Pastoring is about applying the Gospel to people’s lives. It is both an art and a science. Preaching from the pulpit is all well and good, but the impact of preaching comes out in the Word that the pastor speaks in relationship with those entrusted to his care. The “cure of souls” as it was once called is the primary work of the pastor, to know the Scriptures backwards and forwards and to bring the right word into the room when a new baby is born or a loved one is dying.
Because it is a task of some intimacy, the pattern of pastoral ministry since the early Church has been communal. The parish is the center and focal point of a common life that the pastor plays an integral role in. It is, I believe, the loss of community and the atomization of the culture that has done more than anything to destroy our parishes. We live in a society in which place no longer matters, in which dependency on one another is seen as a vice rather than a virtue, and in which the primary mode of social interaction is commercial. The cards are stacked against the success of parishes, but this is all the more reason for the Church to invest in building parishes and creating pastoral relationships. The community used to create a comfortable cushion in which pastoral work could take place. Now, in the absence of that cushion, we must not only build pastoral relationships but create community as well. We do so not for its own sake but for the sake of creating a space in which authentic conversion and repentance can take place.
How the Church can or will fund the ongoing work of its pastors remains uncertain. Some careful thinking must go into this problem. But the one thing that is certain is that we cannot afford to allow pastoral work to go by the wayside or to be transformed into something done by proxy rather than in the context of relationship. The standard now in the Episcopal Church has become rectorships of five years or less, hardly enough time to even begin to build the kind of trust that is needed. Many parishes opt now for part time priests since they can no longer afford full time, but that is an oxymoron. How can you pastor people only part of the time? Thus, many “part time” priests are part time in name only.

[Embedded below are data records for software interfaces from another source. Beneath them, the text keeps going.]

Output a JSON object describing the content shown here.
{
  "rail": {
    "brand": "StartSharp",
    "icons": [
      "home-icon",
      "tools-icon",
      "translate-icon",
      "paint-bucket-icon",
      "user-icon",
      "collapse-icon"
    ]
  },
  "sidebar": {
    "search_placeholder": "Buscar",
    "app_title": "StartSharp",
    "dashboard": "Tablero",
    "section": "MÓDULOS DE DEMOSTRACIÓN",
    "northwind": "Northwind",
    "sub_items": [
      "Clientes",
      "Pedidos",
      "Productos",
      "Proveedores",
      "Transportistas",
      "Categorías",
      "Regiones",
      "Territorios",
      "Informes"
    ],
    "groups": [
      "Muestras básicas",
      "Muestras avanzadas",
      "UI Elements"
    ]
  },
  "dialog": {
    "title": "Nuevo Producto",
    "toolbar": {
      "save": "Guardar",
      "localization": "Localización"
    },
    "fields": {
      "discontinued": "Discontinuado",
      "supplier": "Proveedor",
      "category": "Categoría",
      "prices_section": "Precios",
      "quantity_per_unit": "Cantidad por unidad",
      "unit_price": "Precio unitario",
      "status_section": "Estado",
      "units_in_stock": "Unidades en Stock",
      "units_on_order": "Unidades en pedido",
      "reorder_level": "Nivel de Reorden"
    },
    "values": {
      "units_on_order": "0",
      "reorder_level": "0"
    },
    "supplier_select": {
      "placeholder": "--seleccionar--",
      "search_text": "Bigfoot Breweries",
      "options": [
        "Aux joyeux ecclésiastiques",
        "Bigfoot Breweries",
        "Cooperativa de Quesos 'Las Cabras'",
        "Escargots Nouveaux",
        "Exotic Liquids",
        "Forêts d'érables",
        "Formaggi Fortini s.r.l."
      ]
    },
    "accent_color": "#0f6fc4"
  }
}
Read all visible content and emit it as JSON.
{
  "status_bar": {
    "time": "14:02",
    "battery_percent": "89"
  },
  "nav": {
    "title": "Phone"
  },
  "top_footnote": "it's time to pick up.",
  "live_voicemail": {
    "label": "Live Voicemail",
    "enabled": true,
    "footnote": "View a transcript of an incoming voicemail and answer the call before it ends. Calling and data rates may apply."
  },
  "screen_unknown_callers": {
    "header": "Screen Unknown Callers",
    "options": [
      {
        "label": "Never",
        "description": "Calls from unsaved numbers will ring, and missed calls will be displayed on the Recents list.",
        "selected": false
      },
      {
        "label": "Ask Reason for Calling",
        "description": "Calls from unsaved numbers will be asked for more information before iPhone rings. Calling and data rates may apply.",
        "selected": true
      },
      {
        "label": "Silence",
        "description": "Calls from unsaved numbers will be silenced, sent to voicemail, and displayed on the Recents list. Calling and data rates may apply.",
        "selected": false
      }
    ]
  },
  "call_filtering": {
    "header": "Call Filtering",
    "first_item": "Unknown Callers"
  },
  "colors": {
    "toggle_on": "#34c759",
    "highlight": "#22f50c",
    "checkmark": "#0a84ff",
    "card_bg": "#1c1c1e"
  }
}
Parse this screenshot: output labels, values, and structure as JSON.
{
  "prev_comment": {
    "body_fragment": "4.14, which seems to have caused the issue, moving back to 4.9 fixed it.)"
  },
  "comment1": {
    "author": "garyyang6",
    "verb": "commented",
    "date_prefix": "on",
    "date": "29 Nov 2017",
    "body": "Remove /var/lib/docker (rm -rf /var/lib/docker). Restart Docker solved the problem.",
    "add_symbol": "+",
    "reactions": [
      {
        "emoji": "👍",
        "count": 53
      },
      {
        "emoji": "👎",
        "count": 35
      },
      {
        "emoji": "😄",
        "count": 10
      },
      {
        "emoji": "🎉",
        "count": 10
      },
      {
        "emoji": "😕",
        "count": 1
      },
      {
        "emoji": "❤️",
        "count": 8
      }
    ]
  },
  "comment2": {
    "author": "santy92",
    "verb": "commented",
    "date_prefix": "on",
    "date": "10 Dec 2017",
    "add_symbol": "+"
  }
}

On one level, all of these ideas are quite simple and could be applied in any age. Nevertheless, it is in our own age and place that the need has become acute. There is no silver bullet for church growth, but if we start to think along these lines, we will see God bless our church, in one way or another, because these are not ultimately methods for us to reclaim the Church but ways in which the Lord of the Church has promised to claim His Bride. There is only one doctrine and only one pastor and it is Jesus Christ. May He set us free from captivity to our fears and bring us into the light of His truth.